I’ve seen it time and time again:
- An SEO campaign brings a large amount of revenue but the CEO thinks it’s unsuccessful. They don’t “rank” for their favorite product.
- An SEO strategy focuses on the core products. All efforts are dedicated to those pages. Since these products are competitive, they move slowly. This leads to frustration with the SEO campaign.
These would have worked better had they embraced the Long Tail and…
- Educated the C-level employees on how to measure an SEO campaign. Focus on revenue rather than “ranking” or traffic.
- Made the core products a long-term goal but focus on the Long Tail first. This would have produced a more profitable campaign more quickly. It would also see the core products grow as they improved the site, as a whole.
There is a catch with a long tailed SEO strategy. Traffic won’t grow as much as sales. This is because there are fewer people interested in these smaller products. Despite this they are more likely to convert. This is why I’m excited when 12% Y2Y traffic growth generates 50% more transactions.
Will the Long Tail help my business?
My example is from a B2C ecommerce company.
Does the Long Tail apply to B2B Companies?
Yes! Instead of approaching the Long Tail with different products, you can talk about:
- All the different services you provide.
- Different problems your services solve.
- Different ways people describe your services.
- Different industries that need your services.
This is why blogging is important to your B2B company. When you talk about your industry and services, you will discover traffic you never expected. Since your pages are more specific, they will be more likely to convert. This will bring more opportunities than your bigger services.

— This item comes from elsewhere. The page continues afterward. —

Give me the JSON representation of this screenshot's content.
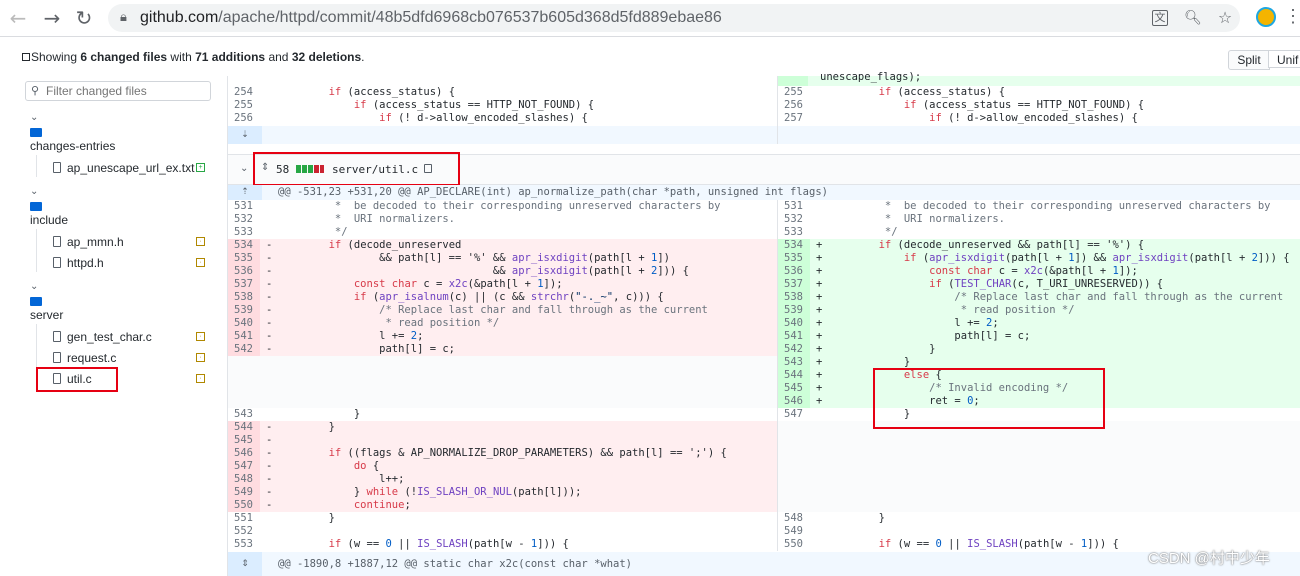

You can chart this phenomenon, like this:
Now that Google has “not provided” most keywords in Google Analytics, this isn’t obvious. Turn to Search Analytics in Google Webmaster Tools (Search Console) instead. Look at the crazy-specific phrases that brings people to your website from search? Who would have predicted these? (By the way- as more people use voice search, this will get even more unexpected.)

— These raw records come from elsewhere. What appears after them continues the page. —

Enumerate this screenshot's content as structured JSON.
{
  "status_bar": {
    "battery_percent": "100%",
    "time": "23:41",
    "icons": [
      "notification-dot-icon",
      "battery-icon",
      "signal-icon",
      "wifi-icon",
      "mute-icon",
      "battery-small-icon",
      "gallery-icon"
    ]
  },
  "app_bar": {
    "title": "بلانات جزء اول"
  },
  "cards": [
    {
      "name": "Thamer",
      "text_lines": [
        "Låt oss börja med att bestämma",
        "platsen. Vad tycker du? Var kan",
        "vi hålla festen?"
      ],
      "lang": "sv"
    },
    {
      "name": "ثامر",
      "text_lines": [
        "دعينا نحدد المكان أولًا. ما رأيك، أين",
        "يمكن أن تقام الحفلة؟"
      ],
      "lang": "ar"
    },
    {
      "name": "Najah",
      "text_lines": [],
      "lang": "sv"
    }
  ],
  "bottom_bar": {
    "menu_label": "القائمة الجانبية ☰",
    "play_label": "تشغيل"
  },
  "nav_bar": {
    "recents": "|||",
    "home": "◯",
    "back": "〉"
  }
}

Does the Long Tail apply to companies looking to develop leads, rather than sales?
Yes! Take “lawyers,” for example. There are a whole lot of people searching Google for your “lawyers”. Visits from this phrase will have a low conversion rate. This isn’t because your website sucks. People searching for lawyers” might be searching for something else- such as “lawyer jobs”.

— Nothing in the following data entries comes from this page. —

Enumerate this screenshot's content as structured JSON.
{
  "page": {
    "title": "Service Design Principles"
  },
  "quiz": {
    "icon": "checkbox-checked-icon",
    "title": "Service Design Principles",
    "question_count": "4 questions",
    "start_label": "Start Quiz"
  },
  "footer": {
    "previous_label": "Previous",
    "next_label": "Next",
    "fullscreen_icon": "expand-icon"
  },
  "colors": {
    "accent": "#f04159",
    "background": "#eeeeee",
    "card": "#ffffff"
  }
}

Fewer people search for “lawyers in Charlotte” than “lawyers.” Because less people are searching for that, you’ll get less conversions from it. Since it is more specific, your conversion rate will be greater.
The Long Tail takes this to the extreme. Far fewer people search for “personal injury lawyers in Charlotte who make hospital calls on Saturday night.” Perhaps only one person a year searches for this term. If your website comes up in a Google search for this phrase, you will be guaranteed the lead.
How to use the Long Tail for SEO success
- Add more content to your website. These can be landing pages or blog posts. Content will help bring specific search traffic- that will have a high conversion rate.
- Make it easy for a website visitor to convert. This might mean adding contact forms to every page, for instance- even your blog. You never know how someone might find your site. Don’t make it difficult for them to contact you, now that you’ve solved their problem!
Here’s the trick: you want to focus on queries that have a balance between these two factors. In other words, start your campaign where these two graphs meet. That’s the sweet spot. That’s where a significant number of people are searching meets a good conversion rate. If you start there, you’ll use the Long Tail for SEO success.
How have you seen the Long Tail at work, on your website? What are some Long Tailed phrases you find in Google Search Console? Leave your thoughts in the comments, below.